Glass L, Silverman WA, Sinclair JC (1968). Effect of the thermal environment on cold resistance and growth of small infants after the first week of life. Pediatrics 41:1033-1046.
Glass L, Silverman WA, Sinclair JC (1969). Relationship of thermal environment and caloric intake to growth and resting metabolism in the late neonatal period. Biol Neonat 14:324-340.
Harrison MR, Keller RL, Hawgood SB, Kitterman JA, Sandberg PL, Farmer DL, Lee H, Filly RA, Farrell JA, Albanese CT (2003). A randomized trial of fetal endoscopic tracheal occlusion for severe fetal congenital diaphragmatic hernia. New Eng J Med 349:1916-1924.
Locke JC, Reese AB (1952). Retrolental fibroplasia. The negative role of light mydriatics and the ophthalmoscope examination in its etiology. Arch Ophth 48:44-47.
Reese AB, Blodi FC, Locke JC, Silverman WA, Day RL (1952). Results of the use of corticotropin (ACTH) in treatment of retrolental fibroplasia. AMA Arch Ophth 47:557-555.
Silverman WA (2004 a). A cautionary tale about supplemental oxygen: the albatross of neonatal medicine. Pediatrics 113:394-396.
Silverman WA (2004 b). Commentary: The unresolved oxygen-level issue – hijacked by anti-trialists. J Perinat 24:109-111.
Silverman WA, Andersen DH (1955). Controlled clinical trial of effects of Alevaire mist on premature infants. JAMA 157:1093-1096.

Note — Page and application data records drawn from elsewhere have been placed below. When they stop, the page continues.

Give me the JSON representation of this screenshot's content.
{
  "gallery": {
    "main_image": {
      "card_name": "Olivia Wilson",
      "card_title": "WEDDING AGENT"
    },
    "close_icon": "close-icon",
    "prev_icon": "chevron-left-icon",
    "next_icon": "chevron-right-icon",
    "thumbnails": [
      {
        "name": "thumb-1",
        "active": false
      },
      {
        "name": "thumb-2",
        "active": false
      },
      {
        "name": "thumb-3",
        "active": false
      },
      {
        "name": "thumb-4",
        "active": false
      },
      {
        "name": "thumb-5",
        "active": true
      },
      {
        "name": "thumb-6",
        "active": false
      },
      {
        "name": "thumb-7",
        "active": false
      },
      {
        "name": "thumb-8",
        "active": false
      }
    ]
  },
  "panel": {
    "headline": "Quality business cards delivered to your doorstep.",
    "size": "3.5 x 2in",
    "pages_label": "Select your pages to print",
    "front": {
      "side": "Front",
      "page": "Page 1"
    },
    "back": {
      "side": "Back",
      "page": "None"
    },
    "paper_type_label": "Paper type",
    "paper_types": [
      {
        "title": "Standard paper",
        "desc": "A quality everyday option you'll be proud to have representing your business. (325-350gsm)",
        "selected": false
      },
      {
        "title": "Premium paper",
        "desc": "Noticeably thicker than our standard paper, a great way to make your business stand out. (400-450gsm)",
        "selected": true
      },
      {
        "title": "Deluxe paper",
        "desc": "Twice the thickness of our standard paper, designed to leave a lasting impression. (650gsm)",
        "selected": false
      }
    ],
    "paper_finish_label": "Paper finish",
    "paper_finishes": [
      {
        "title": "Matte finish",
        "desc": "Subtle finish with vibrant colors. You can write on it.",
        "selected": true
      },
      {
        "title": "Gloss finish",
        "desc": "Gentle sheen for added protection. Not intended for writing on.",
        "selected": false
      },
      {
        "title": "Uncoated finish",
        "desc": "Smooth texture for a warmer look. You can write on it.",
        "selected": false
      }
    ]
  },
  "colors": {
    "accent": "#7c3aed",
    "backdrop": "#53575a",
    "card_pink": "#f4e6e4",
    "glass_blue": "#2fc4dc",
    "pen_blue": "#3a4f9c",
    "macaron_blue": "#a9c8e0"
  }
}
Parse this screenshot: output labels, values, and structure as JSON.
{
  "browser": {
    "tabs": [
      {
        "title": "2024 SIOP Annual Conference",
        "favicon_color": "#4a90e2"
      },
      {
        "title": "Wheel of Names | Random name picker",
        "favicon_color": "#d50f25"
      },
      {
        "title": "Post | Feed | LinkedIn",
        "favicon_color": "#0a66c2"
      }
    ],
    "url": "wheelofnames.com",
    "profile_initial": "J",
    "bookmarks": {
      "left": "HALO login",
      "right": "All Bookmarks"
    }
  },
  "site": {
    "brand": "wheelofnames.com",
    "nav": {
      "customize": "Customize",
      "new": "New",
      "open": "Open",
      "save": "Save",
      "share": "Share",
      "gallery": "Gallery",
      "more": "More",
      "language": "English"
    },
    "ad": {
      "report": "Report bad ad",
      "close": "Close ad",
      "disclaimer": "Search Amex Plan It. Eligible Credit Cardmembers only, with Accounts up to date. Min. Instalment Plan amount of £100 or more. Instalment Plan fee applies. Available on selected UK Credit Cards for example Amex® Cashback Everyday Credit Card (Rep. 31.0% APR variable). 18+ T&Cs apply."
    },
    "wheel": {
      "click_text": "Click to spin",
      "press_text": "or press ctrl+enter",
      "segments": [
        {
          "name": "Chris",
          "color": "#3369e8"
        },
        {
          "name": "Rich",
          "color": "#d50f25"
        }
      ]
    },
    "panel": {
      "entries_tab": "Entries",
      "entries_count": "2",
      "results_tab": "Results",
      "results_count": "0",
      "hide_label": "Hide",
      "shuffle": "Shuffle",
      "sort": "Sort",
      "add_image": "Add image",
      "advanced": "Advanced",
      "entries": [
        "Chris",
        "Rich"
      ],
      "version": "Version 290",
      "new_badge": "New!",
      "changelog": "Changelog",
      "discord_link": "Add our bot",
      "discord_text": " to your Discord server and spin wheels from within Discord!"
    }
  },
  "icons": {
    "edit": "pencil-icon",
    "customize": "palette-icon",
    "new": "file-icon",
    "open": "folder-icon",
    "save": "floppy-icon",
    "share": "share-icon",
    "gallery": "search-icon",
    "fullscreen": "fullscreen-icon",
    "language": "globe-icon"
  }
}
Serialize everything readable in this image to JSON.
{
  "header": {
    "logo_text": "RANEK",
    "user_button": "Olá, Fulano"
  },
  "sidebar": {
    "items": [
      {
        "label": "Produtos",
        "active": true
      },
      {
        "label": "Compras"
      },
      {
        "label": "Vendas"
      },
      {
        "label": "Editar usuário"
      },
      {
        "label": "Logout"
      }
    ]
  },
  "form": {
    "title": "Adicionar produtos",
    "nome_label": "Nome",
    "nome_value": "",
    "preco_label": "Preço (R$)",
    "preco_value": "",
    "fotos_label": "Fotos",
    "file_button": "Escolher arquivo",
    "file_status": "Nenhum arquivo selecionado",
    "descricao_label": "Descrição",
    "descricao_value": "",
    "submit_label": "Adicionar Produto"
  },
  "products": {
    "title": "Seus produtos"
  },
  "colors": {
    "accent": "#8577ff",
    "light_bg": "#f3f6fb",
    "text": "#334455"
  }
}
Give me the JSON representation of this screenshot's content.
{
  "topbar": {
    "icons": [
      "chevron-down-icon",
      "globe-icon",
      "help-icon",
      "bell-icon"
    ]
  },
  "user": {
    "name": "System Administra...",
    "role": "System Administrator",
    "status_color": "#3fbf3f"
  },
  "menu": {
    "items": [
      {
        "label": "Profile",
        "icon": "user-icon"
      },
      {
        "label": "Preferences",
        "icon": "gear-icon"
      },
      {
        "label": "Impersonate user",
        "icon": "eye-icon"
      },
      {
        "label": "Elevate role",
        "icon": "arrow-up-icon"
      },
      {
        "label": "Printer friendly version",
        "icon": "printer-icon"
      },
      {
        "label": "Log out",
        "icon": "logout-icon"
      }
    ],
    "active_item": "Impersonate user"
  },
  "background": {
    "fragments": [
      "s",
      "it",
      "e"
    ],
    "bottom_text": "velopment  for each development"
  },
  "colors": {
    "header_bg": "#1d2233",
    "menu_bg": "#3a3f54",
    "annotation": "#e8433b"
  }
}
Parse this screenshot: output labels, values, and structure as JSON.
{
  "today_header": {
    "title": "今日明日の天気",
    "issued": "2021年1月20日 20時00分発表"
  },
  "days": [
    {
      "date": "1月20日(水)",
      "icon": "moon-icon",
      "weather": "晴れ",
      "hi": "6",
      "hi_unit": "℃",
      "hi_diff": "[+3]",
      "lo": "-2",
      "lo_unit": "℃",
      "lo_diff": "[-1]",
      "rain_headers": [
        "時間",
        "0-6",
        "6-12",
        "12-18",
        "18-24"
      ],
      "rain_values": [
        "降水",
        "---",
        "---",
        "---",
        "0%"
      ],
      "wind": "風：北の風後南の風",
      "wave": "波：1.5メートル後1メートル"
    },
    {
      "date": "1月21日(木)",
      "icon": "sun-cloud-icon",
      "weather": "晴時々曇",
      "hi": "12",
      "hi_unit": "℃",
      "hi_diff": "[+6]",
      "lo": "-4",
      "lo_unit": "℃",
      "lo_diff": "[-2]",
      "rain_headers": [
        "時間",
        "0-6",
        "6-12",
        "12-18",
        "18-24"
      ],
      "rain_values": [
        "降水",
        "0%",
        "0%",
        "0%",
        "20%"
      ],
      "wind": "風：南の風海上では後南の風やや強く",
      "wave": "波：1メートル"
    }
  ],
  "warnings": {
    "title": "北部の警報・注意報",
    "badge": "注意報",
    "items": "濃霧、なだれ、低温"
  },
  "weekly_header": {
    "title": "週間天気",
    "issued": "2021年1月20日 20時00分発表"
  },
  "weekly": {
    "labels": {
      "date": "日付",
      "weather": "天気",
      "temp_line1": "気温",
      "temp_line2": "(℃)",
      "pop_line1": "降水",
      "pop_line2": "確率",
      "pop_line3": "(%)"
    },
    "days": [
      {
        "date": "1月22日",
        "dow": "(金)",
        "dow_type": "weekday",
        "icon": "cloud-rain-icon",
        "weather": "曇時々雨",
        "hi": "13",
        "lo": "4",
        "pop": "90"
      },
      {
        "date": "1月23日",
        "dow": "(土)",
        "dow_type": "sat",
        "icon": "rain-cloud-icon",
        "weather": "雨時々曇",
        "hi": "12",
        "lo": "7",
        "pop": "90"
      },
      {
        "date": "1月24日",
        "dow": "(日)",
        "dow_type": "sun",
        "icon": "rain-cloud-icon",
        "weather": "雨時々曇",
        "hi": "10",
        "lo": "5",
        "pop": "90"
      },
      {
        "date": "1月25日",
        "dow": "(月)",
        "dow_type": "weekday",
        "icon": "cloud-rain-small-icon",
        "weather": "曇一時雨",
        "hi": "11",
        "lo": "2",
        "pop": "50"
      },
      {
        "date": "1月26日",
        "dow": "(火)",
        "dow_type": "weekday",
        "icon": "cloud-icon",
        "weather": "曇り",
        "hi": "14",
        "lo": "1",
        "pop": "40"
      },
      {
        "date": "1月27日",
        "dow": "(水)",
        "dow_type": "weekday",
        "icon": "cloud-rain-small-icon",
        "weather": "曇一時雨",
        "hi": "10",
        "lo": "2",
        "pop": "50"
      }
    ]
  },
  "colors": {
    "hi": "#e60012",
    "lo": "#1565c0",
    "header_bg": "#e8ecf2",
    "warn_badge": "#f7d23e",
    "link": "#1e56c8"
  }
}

Silverman WA, Andersen DH (1956). A controlled clinical trial of effects of water mist on obstructive respiratory signs, death rate, and necropsy findings among premature infants. Pediatrics 17:1-10.
Silverman WA, Blanc WA (1957). The effect of humidity on the survival of newly born infants. Pediatrics 20:477-486.
Silverman WA, Andersen DH, Blanc WA, Crozier DN (1956). A difference in mortality rate and incidence of kernicterus among premature infants allotted to two prophylactic regimens. Pediatrics 18:614-625.
Silverman WA, Fertig JW, Berger AP (1958). The influence of the thermal environment upon the survival of newly born premature infants. Pediatrics 22:876-885.
Silverman WA, Agate FJ, Fertig JW (1963). A sequential trial of the non-thermal effect of atmospheric humidity on survival of the newborn infant of low birthweight. Pediatrics 31:719-724.
Wenstrom KD (2003). Fetal surgery for congenital diaphragmatic hernia. New Eng J Med 349:1887-1888.